▶ **Work instruction**
For the string "Address", report how many lines in the records below contain it, and nothing more.

[App and web page records]

------------------------------------------------------------------------

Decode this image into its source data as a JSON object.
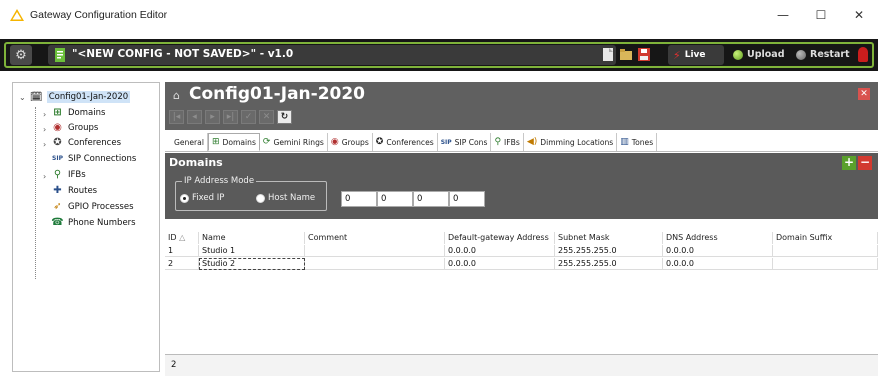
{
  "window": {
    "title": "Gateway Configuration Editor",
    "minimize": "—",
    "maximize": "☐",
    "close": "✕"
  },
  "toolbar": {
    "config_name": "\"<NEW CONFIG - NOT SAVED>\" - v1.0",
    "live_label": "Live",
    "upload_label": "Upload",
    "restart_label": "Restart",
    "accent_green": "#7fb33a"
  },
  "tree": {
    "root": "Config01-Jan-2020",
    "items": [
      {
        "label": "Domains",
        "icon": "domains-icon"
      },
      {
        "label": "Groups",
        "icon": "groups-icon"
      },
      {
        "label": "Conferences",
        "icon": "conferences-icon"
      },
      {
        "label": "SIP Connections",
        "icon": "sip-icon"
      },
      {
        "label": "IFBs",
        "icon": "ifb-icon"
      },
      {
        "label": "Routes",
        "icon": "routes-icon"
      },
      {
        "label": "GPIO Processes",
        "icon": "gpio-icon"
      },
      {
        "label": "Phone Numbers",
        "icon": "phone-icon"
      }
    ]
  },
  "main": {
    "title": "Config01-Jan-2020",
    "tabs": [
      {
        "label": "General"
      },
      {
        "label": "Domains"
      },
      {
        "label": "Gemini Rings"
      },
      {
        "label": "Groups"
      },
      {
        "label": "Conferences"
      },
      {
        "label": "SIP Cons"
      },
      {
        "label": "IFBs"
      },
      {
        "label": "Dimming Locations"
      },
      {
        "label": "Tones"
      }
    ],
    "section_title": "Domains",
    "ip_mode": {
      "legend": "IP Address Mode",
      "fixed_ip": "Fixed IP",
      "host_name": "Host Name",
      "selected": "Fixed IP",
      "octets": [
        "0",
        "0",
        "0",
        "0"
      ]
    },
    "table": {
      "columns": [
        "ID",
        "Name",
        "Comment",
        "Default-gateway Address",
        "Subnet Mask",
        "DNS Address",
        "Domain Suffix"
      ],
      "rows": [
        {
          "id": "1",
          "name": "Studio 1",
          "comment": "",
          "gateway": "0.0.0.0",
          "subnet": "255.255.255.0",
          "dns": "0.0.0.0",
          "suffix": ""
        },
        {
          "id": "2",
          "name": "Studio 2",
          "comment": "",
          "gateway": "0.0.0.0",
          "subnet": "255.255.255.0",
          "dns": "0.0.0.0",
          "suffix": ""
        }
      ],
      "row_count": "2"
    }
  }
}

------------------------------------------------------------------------

▶ **Solution to this problem**
3